House, MD

House MD is doubtless one of the most engaging drama series ever shown on TV. Dr. Gregory House suffers chronic pain due to a misdiagnosed thigh infarction that also left him a cripple – and very miserable. He’s eccentric, cynical, misanthropic; but also brilliant. Modelled after the fictional detective Sherlock Holmes, House and his team of diagnosticians take on difficult cases which have stumped everyone else.

House’s take on life is what keeps you coming back every episode. The show may be formulaic, and House always abusive, but you can never manage to predict what he says.

House: You have a parasite.
Woman: Can you do anything about it?
House: Only for about a month or so. After that it becomes illegal to remove — except in a couple of states.
Woman: Illegal?
House: Don’t worry. Many women learn to embrace this parasite.

Oh yes, he does have a heart of gold beneath all that, but he’s not going to let you know.

The show itself addresses many ethical issues (all medical dramas do), particularly on the tendency of people to lie – “Everybody lies” being House’s catchphrase. But it does bring out the shades of gray in many issues and makes you think.

Hitchhiker’s Guide to the Galaxy

Hitchhiker’s Guide to the Galaxy could have been a great movie. It’s based on a series of sci-fi comedy books of the same name. It starts off with dolphins heralding the end of the world with the song So Long, and Thanks for All the Fish! Then we have Arthur Dent, a geeky Englishman who finds out his friend Ford Prefect is actually an alien. Ford saves him from sharing the fate of Earth, which is vapourized by the Vogons to make way for a hyperspace interstate. “There’s no point acting all surprised about it, the plans and demolition orders have been on display at your local planning office in Alpha Centauri for 50 Earth years.”

Ford is also in the process of writing a handbook of the galaxy, hilarious excerpts of which are occasionally read out. They meet Trillian, the only other surviving Earthling; Zaphod, part-time President of the Galaxy; and Marvin, a manically-depressed robot.

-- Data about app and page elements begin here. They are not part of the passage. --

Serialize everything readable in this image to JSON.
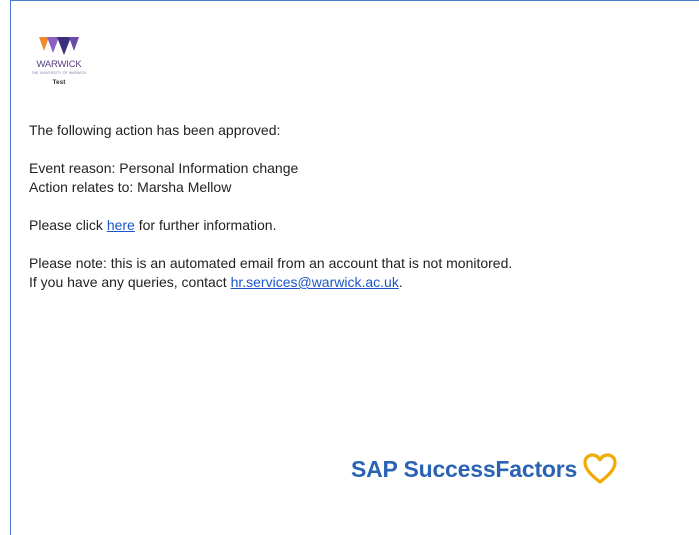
{
  "logo": {
    "name": "WARWICK",
    "subtitle": "THE UNIVERSITY OF WARWICK",
    "env": "Test",
    "colors": [
      "#f08a2c",
      "#8b5fbf",
      "#3a2f7a"
    ]
  },
  "email": {
    "intro": "The following action has been approved:",
    "event_reason": "Event reason: Personal Information change",
    "action_relates": "Action relates to: Marsha Mellow",
    "click_prefix": "Please click ",
    "click_link": "here",
    "click_suffix": " for further information.",
    "note_line": "Please note: this is an automated email from an account that is not monitored.",
    "queries_prefix": "If you have any queries, contact ",
    "queries_email": "hr.services@warwick.ac.uk",
    "queries_suffix": "."
  },
  "footer": {
    "brand": "SAP SuccessFactors",
    "brand_color": "#2b63b4",
    "heart_color": "#f0ab00"
  }
}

It turns out that long ago the ultimate computer, Deep Thought, was built to answer the the meaning of life, the universe and everything. When the Ultimate Answer was returned: “42”, it was realised that its creators had neglected to define the Ultimate Question.

Oh it could have been so much fun. But in a dastardly demonstration of Hollywoodism we are treated instead to Arthur’s infatuation with Trillian and the story devolves into a cliched romance. Although admittedly, being an endangered species might alter one’s priorities in life…